More and more customers have come to expect free and fast shipping when buying online, and no questions asked return policies are becoming more common. One strategy that online retailers have begun to embrace is “try before you buy.” The UK clothing brand ASOS launched this service just before Christmas last year, and consumers responded as the company’s sales grew by 23% in the last four months of 2017. Lingerie brand La Perla launched a similar service shortly thereafter. As explained by econsultancy, such a strategy “lets customers know that they are trusted, which in turn helps to create a cycle of confidence in the brand and its service. In FMCG, building trust with consumers is crucial, particularly when selling perishable goods. Convincing your customers that they can be assured of receiving fresh, high-quality food is a must, and a generous returns policy will help bring them around.

Experience Over Money

brand loyalty in the digital age

Rachel Barton, managing director for advanced customer strategy at Accenture, is highly skeptical of traditional points-based reward programs. In a recent interview with the Daily Telegraph, she claims that “Customer loyalty as we know it today is dead. Traditionally, the drivers of customer loyalty were product, price, and service. But they are no longer differentiators in our fast-moving digital world.

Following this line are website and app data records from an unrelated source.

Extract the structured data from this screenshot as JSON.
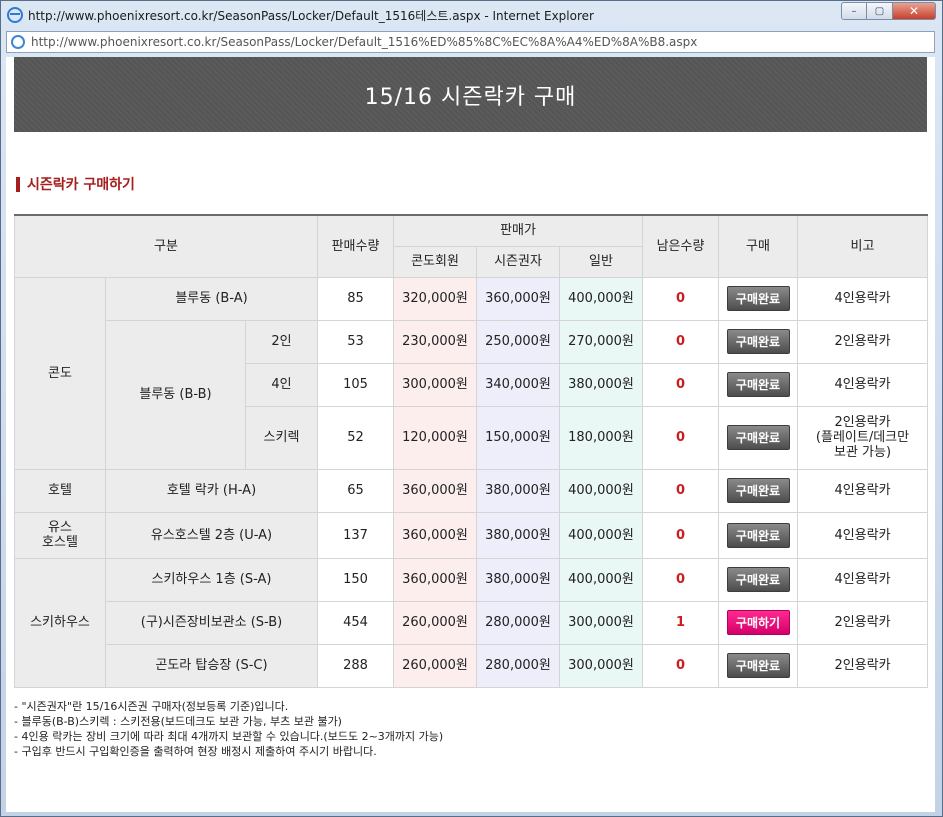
{
  "window": {
    "title": "http://www.phoenixresort.co.kr/SeasonPass/Locker/Default_1516테스트.aspx - Internet Explorer",
    "url": "http://www.phoenixresort.co.kr/SeasonPass/Locker/Default_1516%ED%85%8C%EC%8A%A4%ED%8A%B8.aspx",
    "controls": {
      "minimize": "–",
      "maximize": "▢",
      "close": "✕"
    }
  },
  "banner": {
    "title": "15/16 시즌락카 구매"
  },
  "section": {
    "title": "시즌락카 구매하기"
  },
  "table": {
    "headers": {
      "category": "구분",
      "sales_qty": "판매수량",
      "price_group": "판매가",
      "price_condo": "콘도회원",
      "price_season": "시즌권자",
      "price_general": "일반",
      "remaining": "남은수량",
      "purchase": "구매",
      "remark": "비고"
    },
    "groups": {
      "condo": "콘도",
      "hotel": "호텔",
      "youth": "유스\n호스텔",
      "skihouse": "스키하우스"
    },
    "rows": [
      {
        "name": "블루동 (B-A)",
        "qty": "85",
        "condo": "320,000원",
        "season": "360,000원",
        "general": "400,000원",
        "remaining": "0",
        "button": "구매완료",
        "remark": "4인용락카"
      },
      {
        "name": "블루동 (B-B)",
        "sub": "2인",
        "qty": "53",
        "condo": "230,000원",
        "season": "250,000원",
        "general": "270,000원",
        "remaining": "0",
        "button": "구매완료",
        "remark": "2인용락카"
      },
      {
        "sub": "4인",
        "qty": "105",
        "condo": "300,000원",
        "season": "340,000원",
        "general": "380,000원",
        "remaining": "0",
        "button": "구매완료",
        "remark": "4인용락카"
      },
      {
        "sub": "스키렉",
        "qty": "52",
        "condo": "120,000원",
        "season": "150,000원",
        "general": "180,000원",
        "remaining": "0",
        "button": "구매완료",
        "remark": "2인용락카\n(플레이트/데크만\n보관 가능)"
      },
      {
        "name": "호텔 락카 (H-A)",
        "qty": "65",
        "condo": "360,000원",
        "season": "380,000원",
        "general": "400,000원",
        "remaining": "0",
        "button": "구매완료",
        "remark": "4인용락카"
      },
      {
        "name": "유스호스텔 2층 (U-A)",
        "qty": "137",
        "condo": "360,000원",
        "season": "380,000원",
        "general": "400,000원",
        "remaining": "0",
        "button": "구매완료",
        "remark": "4인용락카"
      },
      {
        "name": "스키하우스 1층 (S-A)",
        "qty": "150",
        "condo": "360,000원",
        "season": "380,000원",
        "general": "400,000원",
        "remaining": "0",
        "button": "구매완료",
        "remark": "4인용락카"
      },
      {
        "name": "(구)시즌장비보관소 (S-B)",
        "qty": "454",
        "condo": "260,000원",
        "season": "280,000원",
        "general": "300,000원",
        "remaining": "1",
        "button": "구매하기",
        "remark": "2인용락카"
      },
      {
        "name": "곤도라 탑승장 (S-C)",
        "qty": "288",
        "condo": "260,000원",
        "season": "280,000원",
        "general": "300,000원",
        "remaining": "0",
        "button": "구매완료",
        "remark": "2인용락카"
      }
    ]
  },
  "notes": [
    "- \"시즌권자\"란 15/16시즌권 구매자(정보등록 기준)입니다.",
    "- 블루동(B-B)스키렉 : 스키전용(보드데크도 보관 가능, 부츠 보관 불가)",
    "- 4인용 락카는 장비 크기에 따라 최대 4개까지 보관할 수 있습니다.(보드도 2~3개까지 가능)",
    "- 구입후 반드시 구입확인증을 출력하여 현장 배정시 제출하여 주시기 바랍니다."
  ]
}
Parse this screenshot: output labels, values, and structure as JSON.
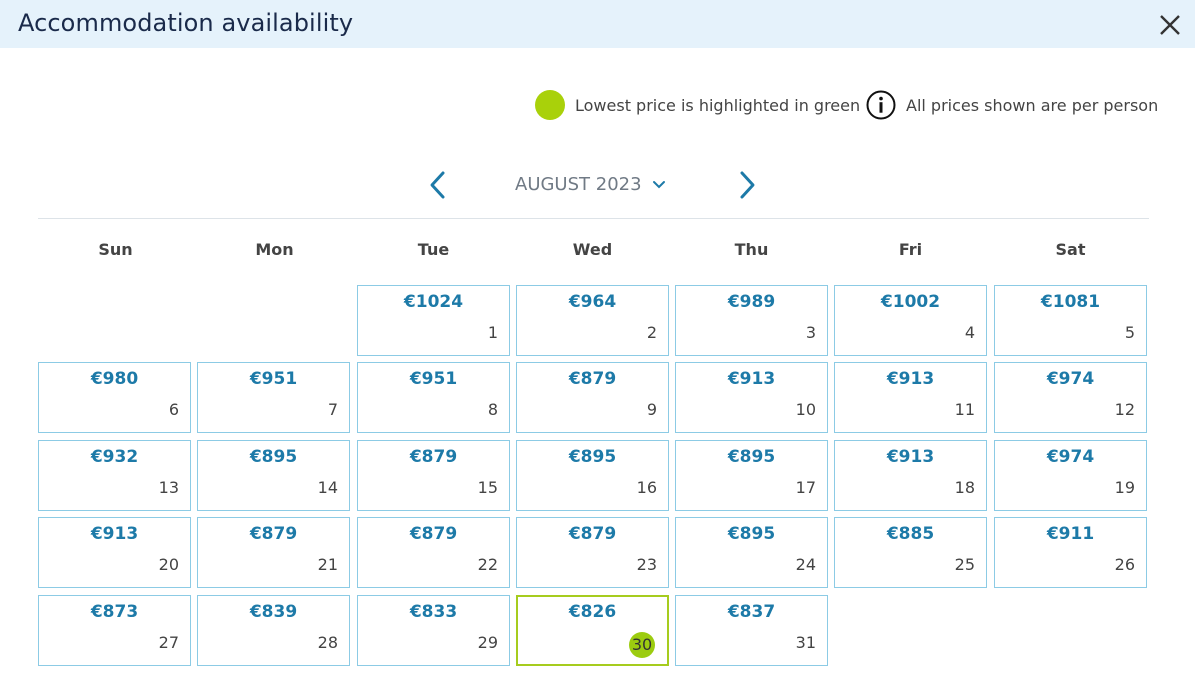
{
  "header": {
    "title": "Accommodation availability",
    "close_icon": "close-icon"
  },
  "legend": {
    "lowest_text": "Lowest price is highlighted in green",
    "lowest_color": "#a9d10a",
    "info_text": "All prices shown are per person",
    "info_icon": "info-icon"
  },
  "nav": {
    "month_label": "AUGUST 2023",
    "prev_icon": "chevron-left-icon",
    "next_icon": "chevron-right-icon",
    "dropdown_icon": "chevron-down-icon"
  },
  "weekdays": [
    "Sun",
    "Mon",
    "Tue",
    "Wed",
    "Thu",
    "Fri",
    "Sat"
  ],
  "colors": {
    "accent": "#1d7aa8",
    "cell_border": "#8ccbe5",
    "lowest": "#9ccc10",
    "header_bg": "#e5f2fb"
  },
  "calendar": {
    "days": [
      {
        "day": "1",
        "price": "€1024"
      },
      {
        "day": "2",
        "price": "€964"
      },
      {
        "day": "3",
        "price": "€989"
      },
      {
        "day": "4",
        "price": "€1002"
      },
      {
        "day": "5",
        "price": "€1081"
      },
      {
        "day": "6",
        "price": "€980"
      },
      {
        "day": "7",
        "price": "€951"
      },
      {
        "day": "8",
        "price": "€951"
      },
      {
        "day": "9",
        "price": "€879"
      },
      {
        "day": "10",
        "price": "€913"
      },
      {
        "day": "11",
        "price": "€913"
      },
      {
        "day": "12",
        "price": "€974"
      },
      {
        "day": "13",
        "price": "€932"
      },
      {
        "day": "14",
        "price": "€895"
      },
      {
        "day": "15",
        "price": "€879"
      },
      {
        "day": "16",
        "price": "€895"
      },
      {
        "day": "17",
        "price": "€895"
      },
      {
        "day": "18",
        "price": "€913"
      },
      {
        "day": "19",
        "price": "€974"
      },
      {
        "day": "20",
        "price": "€913"
      },
      {
        "day": "21",
        "price": "€879"
      },
      {
        "day": "22",
        "price": "€879"
      },
      {
        "day": "23",
        "price": "€879"
      },
      {
        "day": "24",
        "price": "€895"
      },
      {
        "day": "25",
        "price": "€885"
      },
      {
        "day": "26",
        "price": "€911"
      },
      {
        "day": "27",
        "price": "€873"
      },
      {
        "day": "28",
        "price": "€839"
      },
      {
        "day": "29",
        "price": "€833"
      },
      {
        "day": "30",
        "price": "€826"
      },
      {
        "day": "31",
        "price": "€837"
      }
    ]
  }
}
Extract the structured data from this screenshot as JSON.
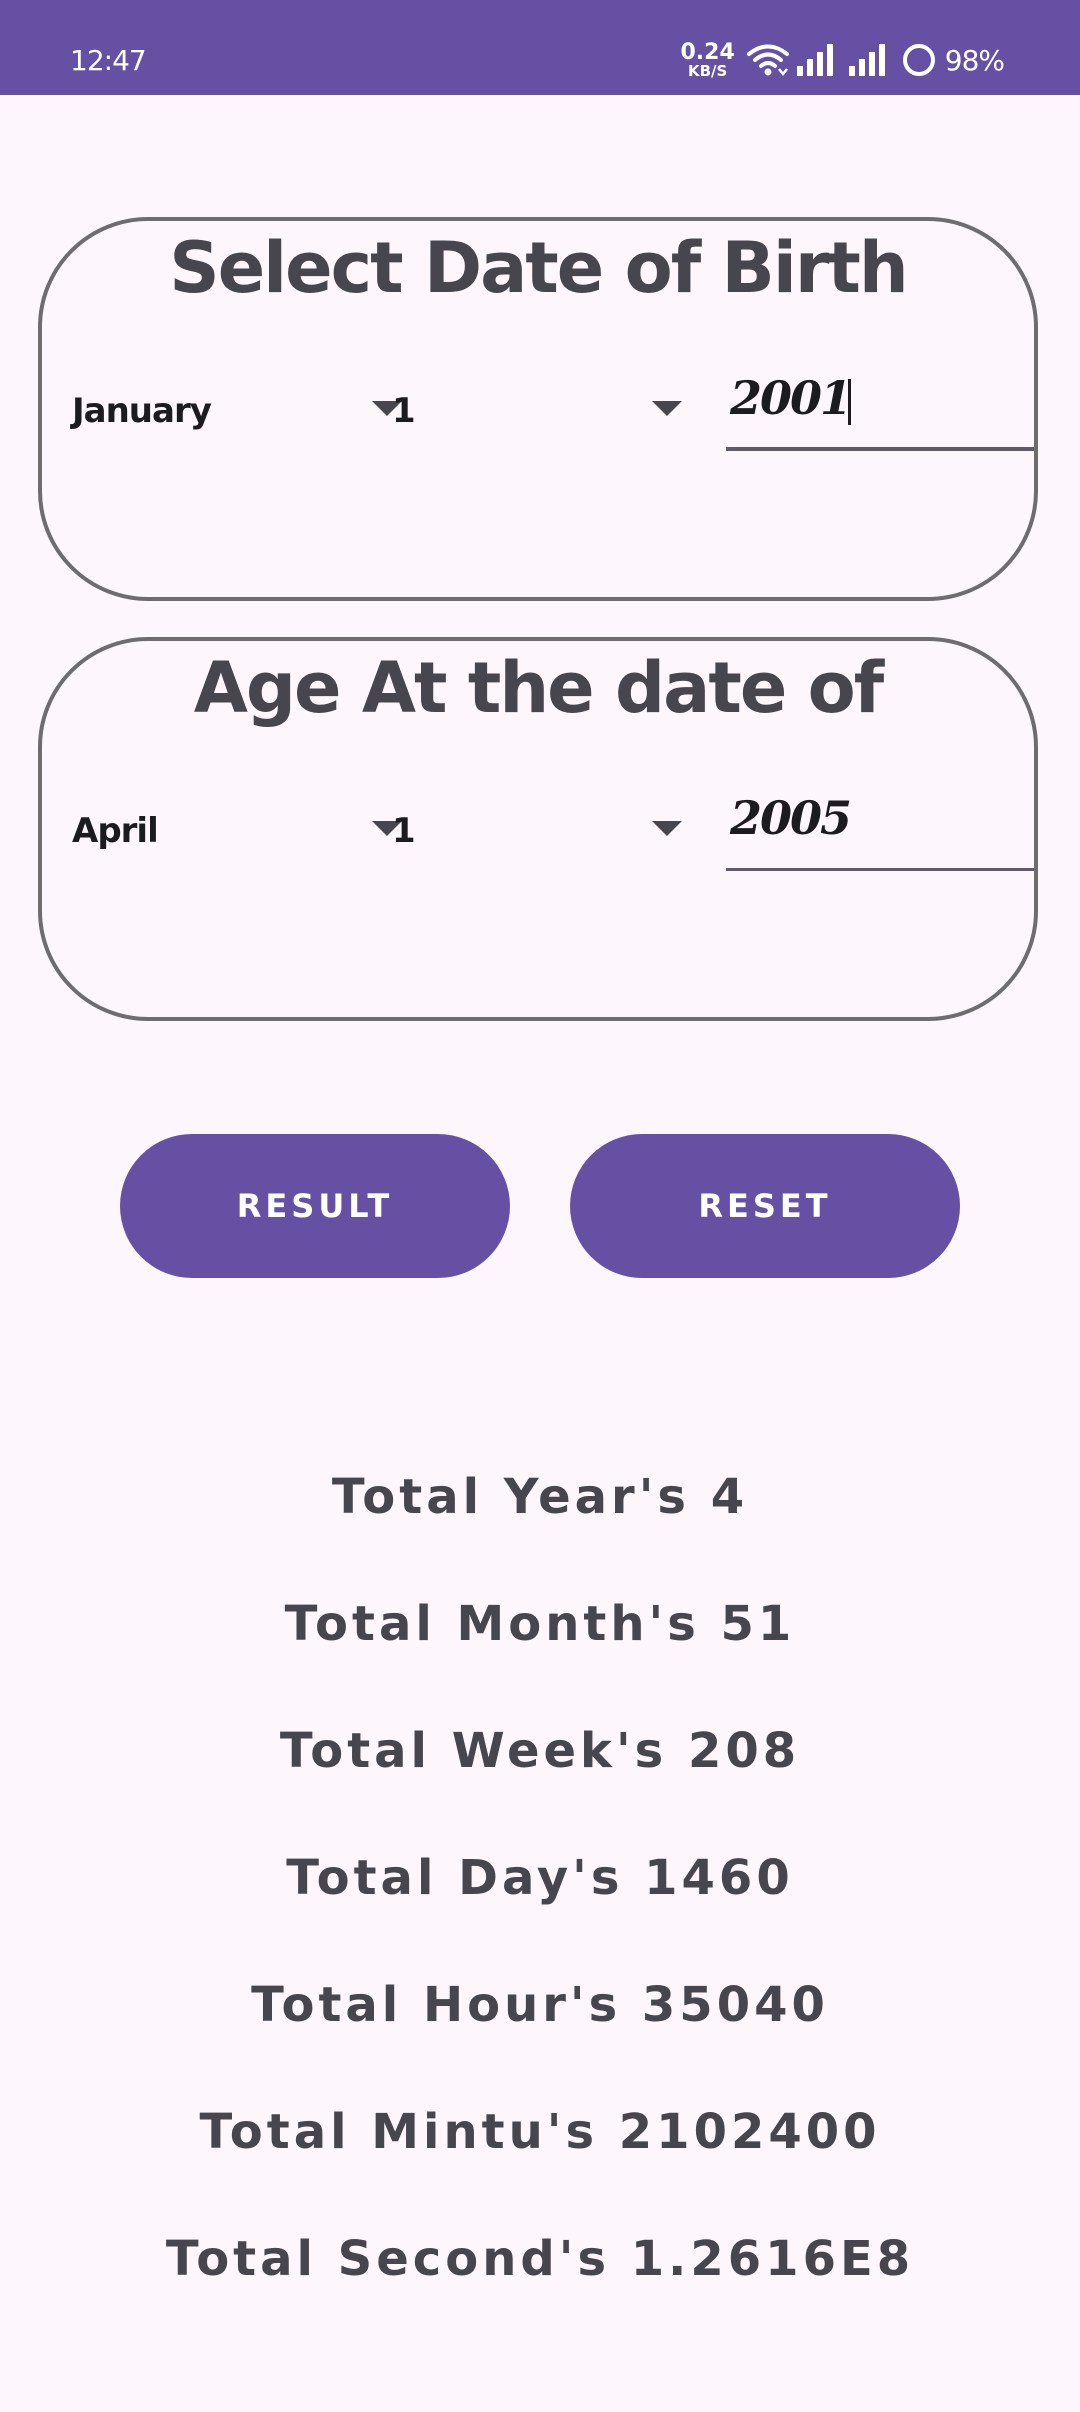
{
  "status_bar": {
    "time": "12:47",
    "net_speed_value": "0.24",
    "net_speed_unit": "KB/S",
    "battery_percent": "98%",
    "accent_color": "#6650a4"
  },
  "dob_card": {
    "title": "Select Date of Birth",
    "month": "January",
    "day": "1",
    "year": "2001"
  },
  "age_card": {
    "title": "Age At the date of",
    "month": "April",
    "day": "1",
    "year": "2005"
  },
  "buttons": {
    "result_label": "RESULT",
    "reset_label": "RESET"
  },
  "results": [
    "Total Year's 4",
    "Total Month's 51",
    "Total Week's 208",
    "Total Day's 1460",
    "Total Hour's 35040",
    "Total Mintu's 2102400",
    "Total Second's 1.2616E8"
  ]
}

Consumers are moving away from transactional-based reward schemes to a much more experiential type of loyalty.”

According to Accenture, 54% of UK consumers felt loyalty towards brands that presented them with personalized gifts, offers, and gift cards, 44% said they gravitate towards brands that reached out through their preferred mode of communication, 37% claimed loyalty to brands that offered them a chance to design products and services, and 34% were loyal to brands that let them personalize products.


Let’s Get Personal

brand loyalty in the digital age

Offering customers a product or service specifically designed to fit their wants and needs will become essential to creating loyalty. In FMCG this could lend itself to personalized meal plans, targeted free gifts, samples that would appeal to a specific palette, recipes involving ingredients a consumer has purchased, and allowing consumers to see the grocery lists and meal plans of friends or favourite celebrities. As more consumer data becomes available, forward-thinking brands can focus on delivering convenience, and discovering new ways to anticipate the desires of their customers. Who wouldn’t be grateful for an easier way to get their shopping done?

When personalizing, companies should be very concerned with respecting the privacy of the consumer. Brands that are found to use personal information irresponsibly or inappropriately are sure to be rejected by consumers. As Ms. Barton notes, “Brands capture a lot of personal information and consumers care about what brands do with that data. They want it to be safeguarded, they want it to be private and they only want it used in situations where it is in their own best interests.”

What You Need to Do

Consumers are no longer willing to stick with a brand for life, even if they’re offered a quality product at a reasonable price. The good news is that this doesn't mean that the concept of brand loyalty is dead, only that it has shifted. Consumers are looking for brands that understand them, respect them, give them gifts that make them feel appreciated, and provide a convenient journey to purchase. They want to share their lives with companies that reflect their values and deserve their trust. The data available through eCommerce can let you know who your customers are. To gain their loyalty, you need to use it to make their lives more pleasant and convenient.